Exercise: Span requested from the data below: the line with "Convert this screenshot" through the line with "Output a JSON", both included. Give only these lines again, exactly, and leave every picture out.

Page and application data records:
● ● ● ●

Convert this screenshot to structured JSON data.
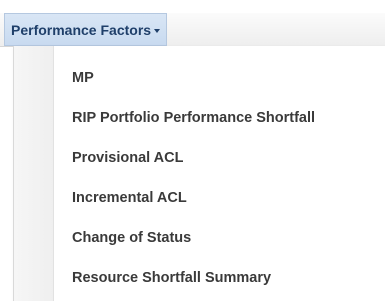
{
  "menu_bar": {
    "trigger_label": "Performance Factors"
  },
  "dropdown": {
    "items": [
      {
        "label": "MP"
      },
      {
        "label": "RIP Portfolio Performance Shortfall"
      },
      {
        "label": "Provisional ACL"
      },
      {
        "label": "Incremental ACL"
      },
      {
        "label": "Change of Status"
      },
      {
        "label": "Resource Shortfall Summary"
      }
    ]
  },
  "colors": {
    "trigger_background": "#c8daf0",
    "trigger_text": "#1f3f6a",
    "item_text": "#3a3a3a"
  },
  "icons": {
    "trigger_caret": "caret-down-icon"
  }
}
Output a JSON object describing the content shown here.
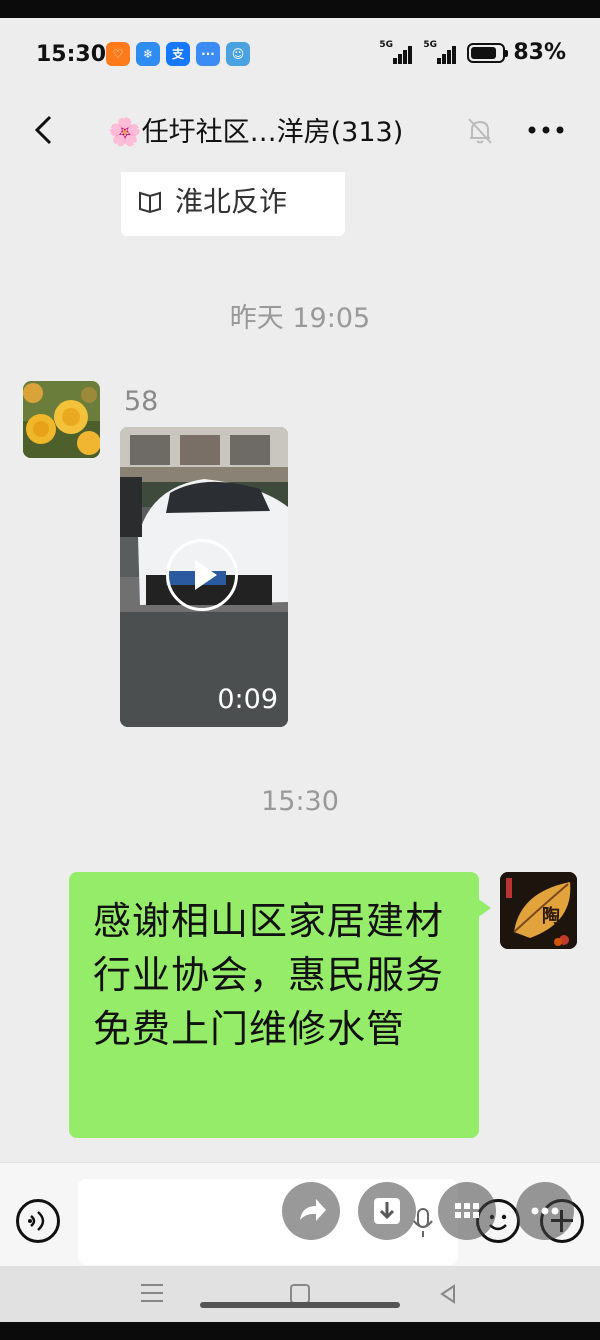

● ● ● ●

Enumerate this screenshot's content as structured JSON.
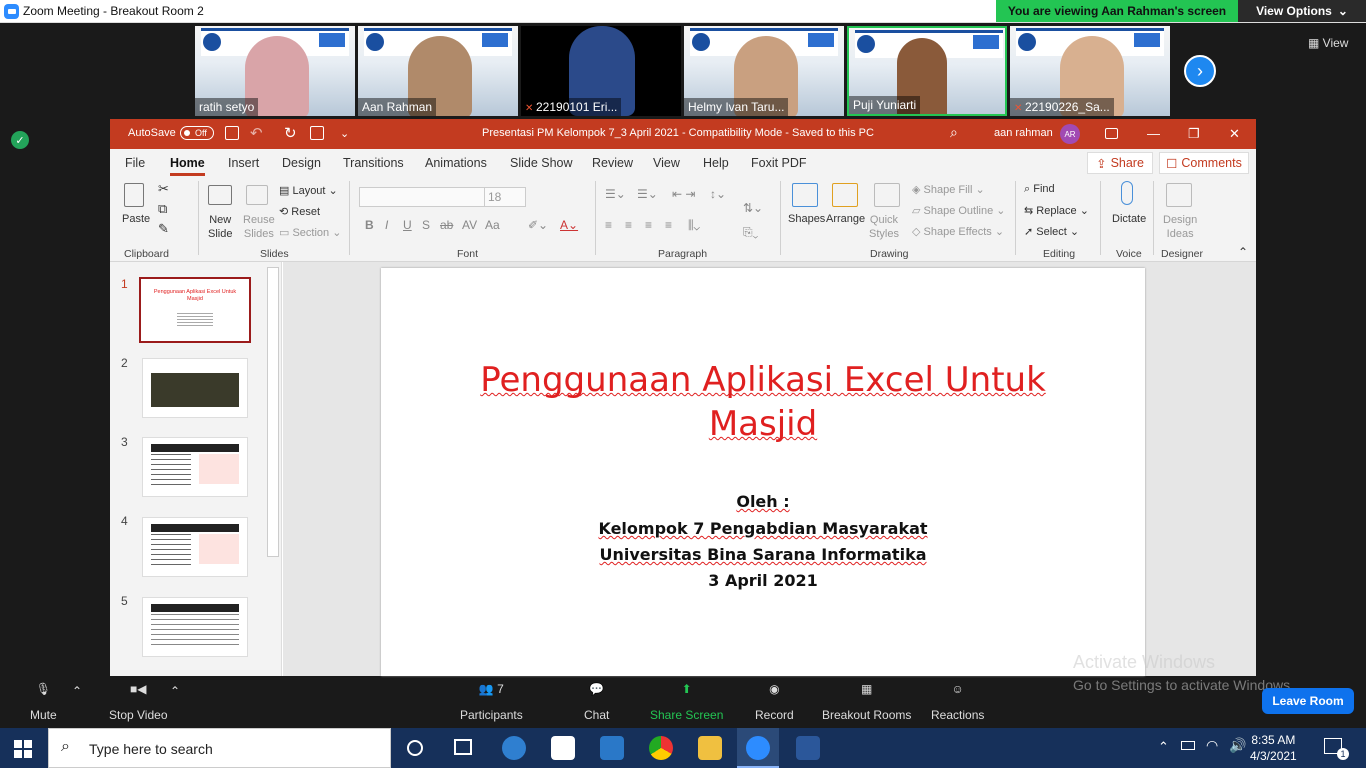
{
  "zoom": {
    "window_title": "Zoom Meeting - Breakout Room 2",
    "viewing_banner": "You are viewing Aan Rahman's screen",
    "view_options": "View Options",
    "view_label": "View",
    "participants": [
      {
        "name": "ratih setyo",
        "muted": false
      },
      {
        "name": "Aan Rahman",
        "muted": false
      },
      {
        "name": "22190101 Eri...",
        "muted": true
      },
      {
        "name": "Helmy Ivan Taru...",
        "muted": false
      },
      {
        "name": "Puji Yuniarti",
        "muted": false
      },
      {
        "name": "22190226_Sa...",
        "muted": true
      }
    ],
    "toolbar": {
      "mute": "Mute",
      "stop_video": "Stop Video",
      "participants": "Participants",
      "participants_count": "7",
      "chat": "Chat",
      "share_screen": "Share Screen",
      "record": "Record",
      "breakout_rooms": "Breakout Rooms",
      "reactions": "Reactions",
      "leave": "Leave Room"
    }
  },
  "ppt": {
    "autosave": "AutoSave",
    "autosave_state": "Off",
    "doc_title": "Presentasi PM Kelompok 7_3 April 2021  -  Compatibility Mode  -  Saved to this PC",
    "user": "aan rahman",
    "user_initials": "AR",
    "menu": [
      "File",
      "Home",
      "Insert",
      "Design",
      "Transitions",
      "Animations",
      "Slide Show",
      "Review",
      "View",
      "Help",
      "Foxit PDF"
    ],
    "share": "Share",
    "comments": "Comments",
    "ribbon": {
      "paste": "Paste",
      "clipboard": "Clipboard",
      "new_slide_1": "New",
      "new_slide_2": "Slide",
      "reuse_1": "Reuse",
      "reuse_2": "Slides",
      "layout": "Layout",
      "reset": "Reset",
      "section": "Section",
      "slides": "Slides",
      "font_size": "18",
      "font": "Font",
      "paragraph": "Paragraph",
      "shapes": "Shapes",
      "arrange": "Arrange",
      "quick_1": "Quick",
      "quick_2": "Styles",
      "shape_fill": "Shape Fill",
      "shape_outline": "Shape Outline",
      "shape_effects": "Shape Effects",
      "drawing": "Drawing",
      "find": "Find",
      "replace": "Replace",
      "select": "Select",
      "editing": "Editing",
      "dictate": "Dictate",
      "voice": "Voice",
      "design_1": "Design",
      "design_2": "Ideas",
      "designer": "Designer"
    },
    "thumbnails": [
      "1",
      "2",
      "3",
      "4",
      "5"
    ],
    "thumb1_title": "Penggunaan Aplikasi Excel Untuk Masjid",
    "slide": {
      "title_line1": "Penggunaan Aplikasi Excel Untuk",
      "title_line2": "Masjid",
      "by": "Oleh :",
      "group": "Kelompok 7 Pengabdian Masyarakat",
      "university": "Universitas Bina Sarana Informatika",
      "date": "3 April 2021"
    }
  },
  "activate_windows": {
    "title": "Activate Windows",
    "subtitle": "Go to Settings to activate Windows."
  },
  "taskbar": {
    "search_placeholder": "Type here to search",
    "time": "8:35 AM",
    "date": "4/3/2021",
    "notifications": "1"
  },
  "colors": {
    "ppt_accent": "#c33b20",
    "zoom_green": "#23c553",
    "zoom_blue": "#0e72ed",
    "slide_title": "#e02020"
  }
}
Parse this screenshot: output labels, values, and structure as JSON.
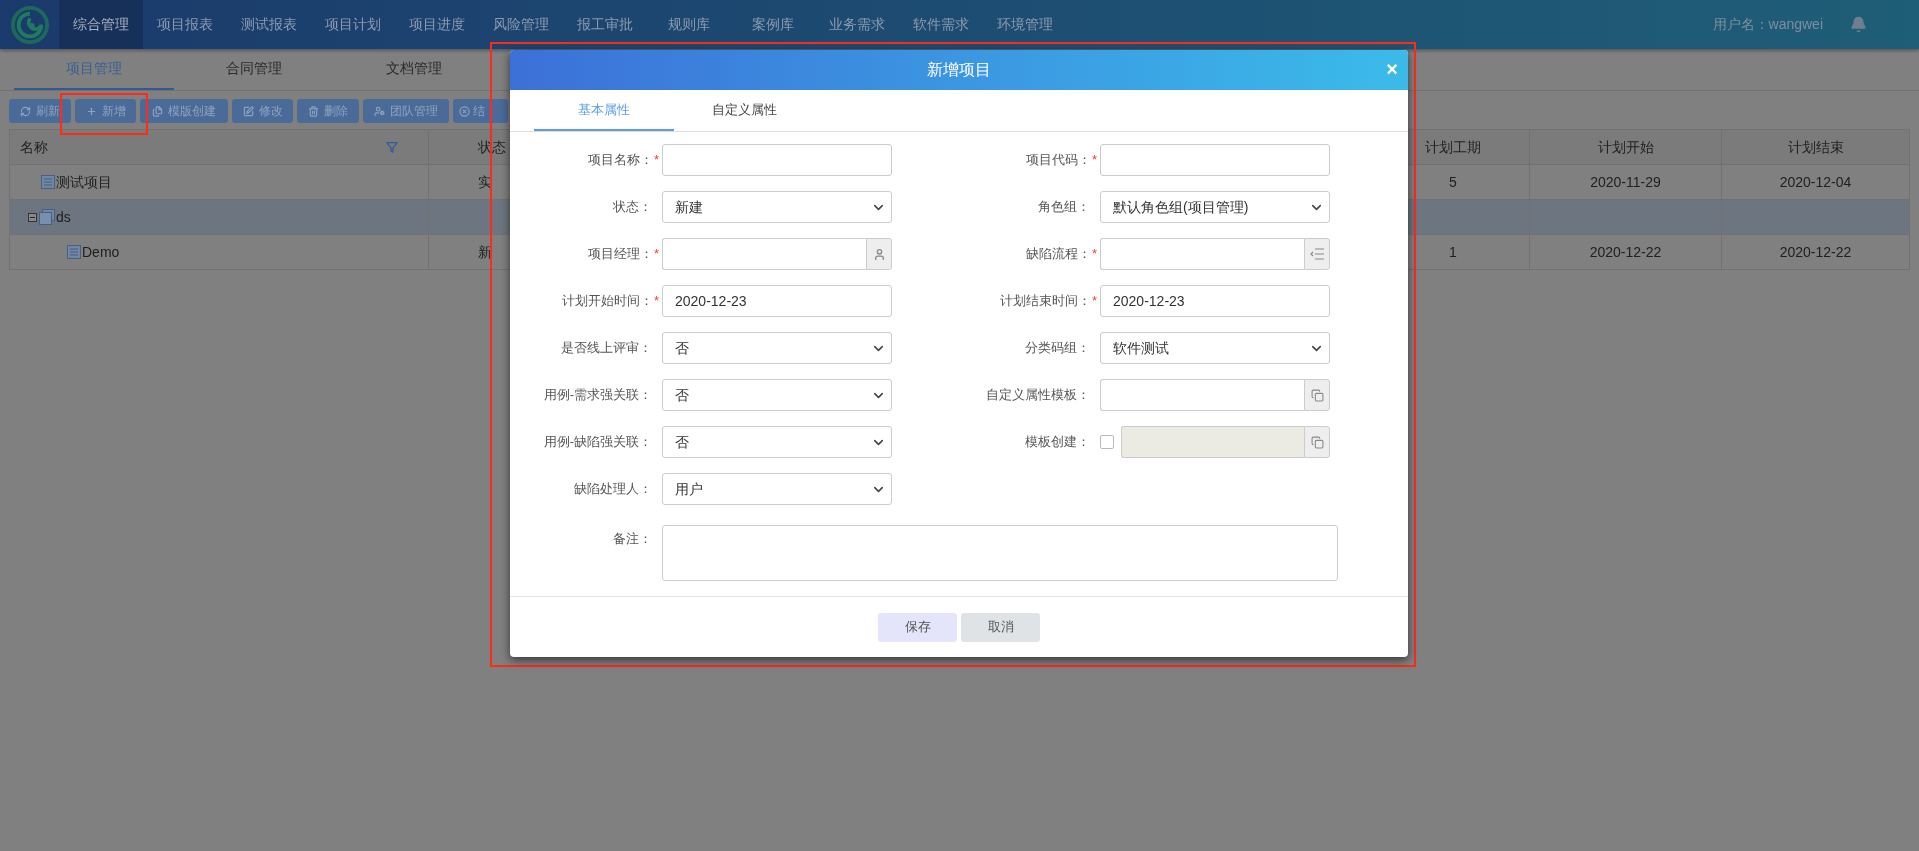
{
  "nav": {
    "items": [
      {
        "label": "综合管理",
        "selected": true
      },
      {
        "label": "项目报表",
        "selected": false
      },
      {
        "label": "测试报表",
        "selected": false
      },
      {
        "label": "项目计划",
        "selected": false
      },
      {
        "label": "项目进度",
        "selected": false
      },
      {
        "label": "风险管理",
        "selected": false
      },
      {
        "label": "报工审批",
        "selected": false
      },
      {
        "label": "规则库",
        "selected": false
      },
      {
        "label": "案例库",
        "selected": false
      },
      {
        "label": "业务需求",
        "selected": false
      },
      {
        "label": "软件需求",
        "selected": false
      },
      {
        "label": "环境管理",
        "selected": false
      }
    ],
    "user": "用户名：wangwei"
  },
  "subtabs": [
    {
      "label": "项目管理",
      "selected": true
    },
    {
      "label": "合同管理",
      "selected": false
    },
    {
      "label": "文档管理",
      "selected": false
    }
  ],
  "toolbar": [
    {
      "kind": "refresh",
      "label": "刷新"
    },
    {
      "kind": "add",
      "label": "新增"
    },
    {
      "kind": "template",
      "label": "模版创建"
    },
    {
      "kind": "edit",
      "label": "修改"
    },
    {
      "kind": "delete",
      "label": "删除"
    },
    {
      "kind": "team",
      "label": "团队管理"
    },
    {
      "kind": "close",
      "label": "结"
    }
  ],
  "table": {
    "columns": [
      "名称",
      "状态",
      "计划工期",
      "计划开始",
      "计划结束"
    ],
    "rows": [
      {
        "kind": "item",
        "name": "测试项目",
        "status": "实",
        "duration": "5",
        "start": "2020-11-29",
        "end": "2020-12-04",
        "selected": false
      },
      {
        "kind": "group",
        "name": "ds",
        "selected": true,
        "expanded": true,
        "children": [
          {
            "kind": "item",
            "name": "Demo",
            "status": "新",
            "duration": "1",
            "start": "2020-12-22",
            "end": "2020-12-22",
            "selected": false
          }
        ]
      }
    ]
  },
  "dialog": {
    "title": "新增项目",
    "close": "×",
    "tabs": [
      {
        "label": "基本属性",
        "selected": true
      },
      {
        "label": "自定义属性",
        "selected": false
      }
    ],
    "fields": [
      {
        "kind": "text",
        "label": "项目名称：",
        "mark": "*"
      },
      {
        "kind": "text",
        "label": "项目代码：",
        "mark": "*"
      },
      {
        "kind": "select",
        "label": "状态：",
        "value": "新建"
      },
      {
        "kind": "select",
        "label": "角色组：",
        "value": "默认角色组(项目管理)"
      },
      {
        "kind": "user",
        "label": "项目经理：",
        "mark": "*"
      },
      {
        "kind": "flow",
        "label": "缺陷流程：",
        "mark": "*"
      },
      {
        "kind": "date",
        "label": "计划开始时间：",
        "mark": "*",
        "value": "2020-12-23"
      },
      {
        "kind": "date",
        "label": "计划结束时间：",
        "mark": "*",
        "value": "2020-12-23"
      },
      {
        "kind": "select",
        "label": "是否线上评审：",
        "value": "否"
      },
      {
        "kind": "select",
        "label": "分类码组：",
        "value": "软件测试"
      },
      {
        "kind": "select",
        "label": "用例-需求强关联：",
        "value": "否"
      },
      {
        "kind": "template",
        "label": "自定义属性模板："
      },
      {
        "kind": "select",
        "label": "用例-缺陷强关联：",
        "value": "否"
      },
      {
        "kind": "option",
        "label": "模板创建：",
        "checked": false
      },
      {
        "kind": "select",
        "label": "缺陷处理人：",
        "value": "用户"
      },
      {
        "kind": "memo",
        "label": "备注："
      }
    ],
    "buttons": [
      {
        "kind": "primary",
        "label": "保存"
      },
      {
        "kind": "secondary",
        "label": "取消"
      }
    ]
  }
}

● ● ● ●

Result for this exercise:
Convert this screenshot to structured JSON data.
{
  "menu_bar": {
    "trigger_label": "Performance Factors"
  },
  "dropdown": {
    "items": [
      {
        "label": "MP"
      },
      {
        "label": "RIP Portfolio Performance Shortfall"
      },
      {
        "label": "Provisional ACL"
      },
      {
        "label": "Incremental ACL"
      },
      {
        "label": "Change of Status"
      },
      {
        "label": "Resource Shortfall Summary"
      }
    ]
  },
  "colors": {
    "trigger_background": "#c8daf0",
    "trigger_text": "#1f3f6a",
    "item_text": "#3a3a3a"
  },
  "icons": {
    "trigger_caret": "caret-down-icon"
  }
}
Output a JSON object describing the content shown here.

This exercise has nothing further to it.